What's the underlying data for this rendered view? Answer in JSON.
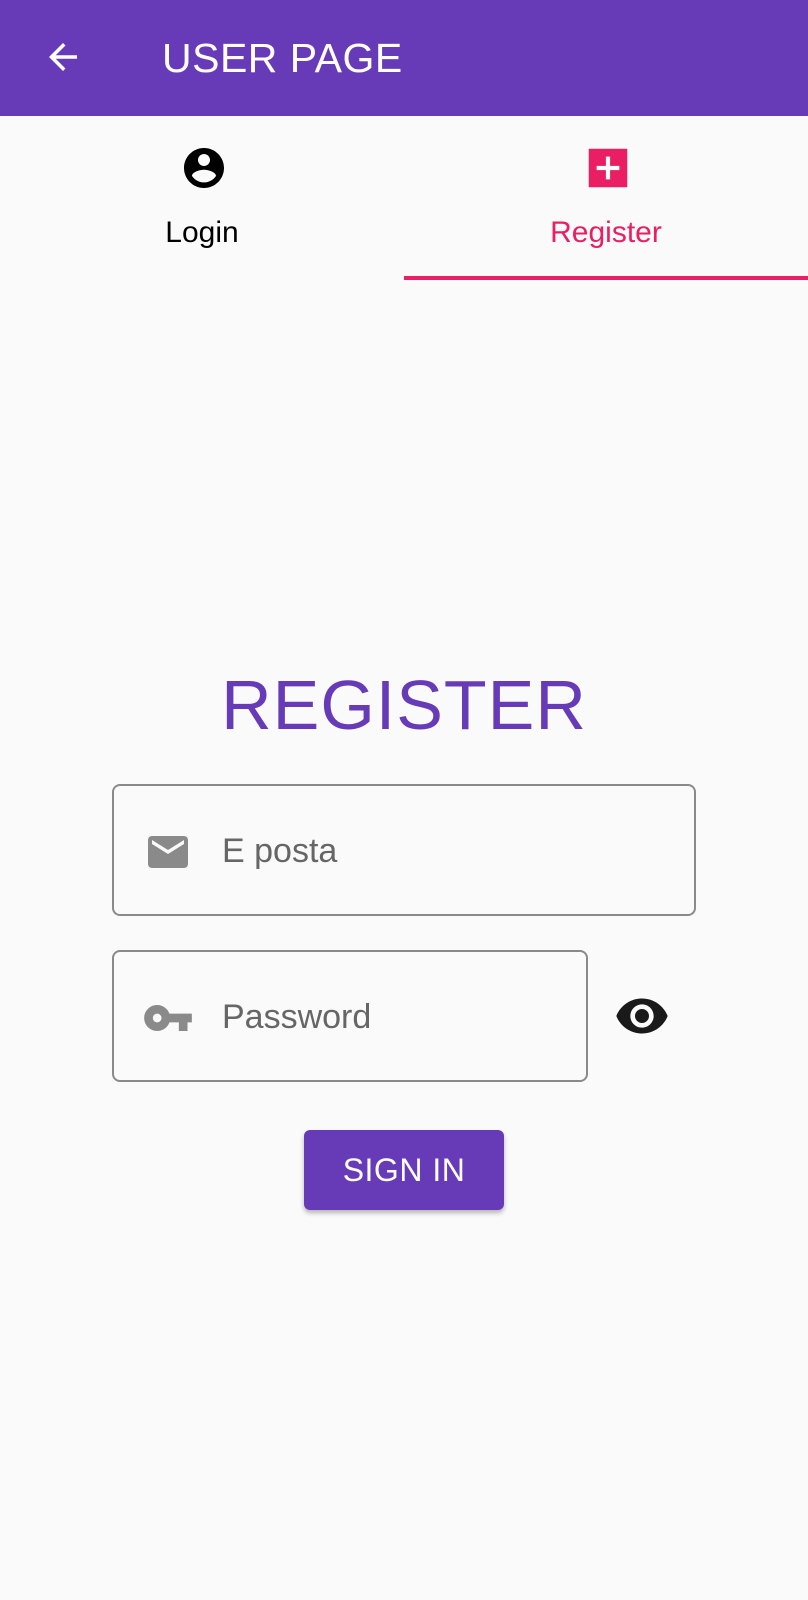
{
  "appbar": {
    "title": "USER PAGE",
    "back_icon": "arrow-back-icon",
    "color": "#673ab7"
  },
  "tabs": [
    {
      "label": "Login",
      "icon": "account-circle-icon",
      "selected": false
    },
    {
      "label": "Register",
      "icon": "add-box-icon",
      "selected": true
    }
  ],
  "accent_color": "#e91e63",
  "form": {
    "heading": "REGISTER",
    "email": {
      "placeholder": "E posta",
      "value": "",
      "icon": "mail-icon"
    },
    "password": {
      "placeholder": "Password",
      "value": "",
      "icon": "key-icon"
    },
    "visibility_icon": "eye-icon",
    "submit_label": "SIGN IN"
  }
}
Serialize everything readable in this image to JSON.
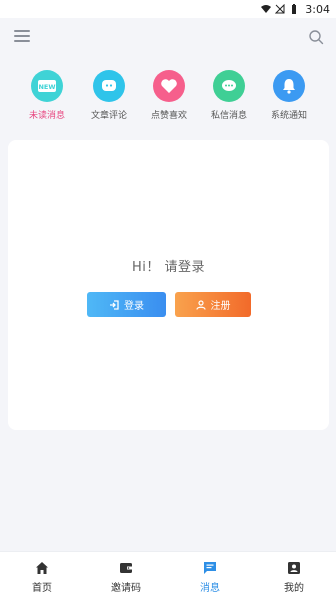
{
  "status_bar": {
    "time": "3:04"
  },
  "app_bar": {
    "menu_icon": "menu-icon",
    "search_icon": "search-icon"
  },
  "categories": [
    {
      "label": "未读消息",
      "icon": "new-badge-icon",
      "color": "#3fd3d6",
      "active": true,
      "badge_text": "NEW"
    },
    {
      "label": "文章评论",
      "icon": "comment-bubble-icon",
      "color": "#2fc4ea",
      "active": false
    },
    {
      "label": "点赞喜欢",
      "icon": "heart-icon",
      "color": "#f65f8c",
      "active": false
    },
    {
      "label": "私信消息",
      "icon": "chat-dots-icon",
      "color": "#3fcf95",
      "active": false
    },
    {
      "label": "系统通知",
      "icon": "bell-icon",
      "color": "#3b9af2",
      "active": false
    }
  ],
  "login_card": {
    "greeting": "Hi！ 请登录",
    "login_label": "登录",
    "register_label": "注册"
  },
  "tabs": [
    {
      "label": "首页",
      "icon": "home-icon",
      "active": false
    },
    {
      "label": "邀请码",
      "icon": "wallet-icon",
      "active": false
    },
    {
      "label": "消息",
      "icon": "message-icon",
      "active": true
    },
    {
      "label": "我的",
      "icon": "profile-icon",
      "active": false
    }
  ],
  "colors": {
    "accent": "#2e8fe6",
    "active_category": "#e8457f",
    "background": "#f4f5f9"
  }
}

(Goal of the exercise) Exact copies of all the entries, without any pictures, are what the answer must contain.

(Response to the task)
What's the underlying data for this rendered view? Answer in JSON.
{
  "appbar": {
    "title": "USER PAGE",
    "back_icon": "arrow-back-icon",
    "color": "#673ab7"
  },
  "tabs": [
    {
      "label": "Login",
      "icon": "account-circle-icon",
      "selected": false
    },
    {
      "label": "Register",
      "icon": "add-box-icon",
      "selected": true
    }
  ],
  "accent_color": "#e91e63",
  "form": {
    "heading": "REGISTER",
    "email": {
      "placeholder": "E posta",
      "value": "",
      "icon": "mail-icon"
    },
    "password": {
      "placeholder": "Password",
      "value": "",
      "icon": "key-icon"
    },
    "visibility_icon": "eye-icon",
    "submit_label": "SIGN IN"
  }
}
Serialize everything readable in this image to JSON.
{
  "status_bar": {
    "time": "3:04"
  },
  "app_bar": {
    "menu_icon": "menu-icon",
    "search_icon": "search-icon"
  },
  "categories": [
    {
      "label": "未读消息",
      "icon": "new-badge-icon",
      "color": "#3fd3d6",
      "active": true,
      "badge_text": "NEW"
    },
    {
      "label": "文章评论",
      "icon": "comment-bubble-icon",
      "color": "#2fc4ea",
      "active": false
    },
    {
      "label": "点赞喜欢",
      "icon": "heart-icon",
      "color": "#f65f8c",
      "active": false
    },
    {
      "label": "私信消息",
      "icon": "chat-dots-icon",
      "color": "#3fcf95",
      "active": false
    },
    {
      "label": "系统通知",
      "icon": "bell-icon",
      "color": "#3b9af2",
      "active": false
    }
  ],
  "login_card": {
    "greeting": "Hi！ 请登录",
    "login_label": "登录",
    "register_label": "注册"
  },
  "tabs": [
    {
      "label": "首页",
      "icon": "home-icon",
      "active": false
    },
    {
      "label": "邀请码",
      "icon": "wallet-icon",
      "active": false
    },
    {
      "label": "消息",
      "icon": "message-icon",
      "active": true
    },
    {
      "label": "我的",
      "icon": "profile-icon",
      "active": false
    }
  ],
  "colors": {
    "accent": "#2e8fe6",
    "active_category": "#e8457f",
    "background": "#f4f5f9"
  }
}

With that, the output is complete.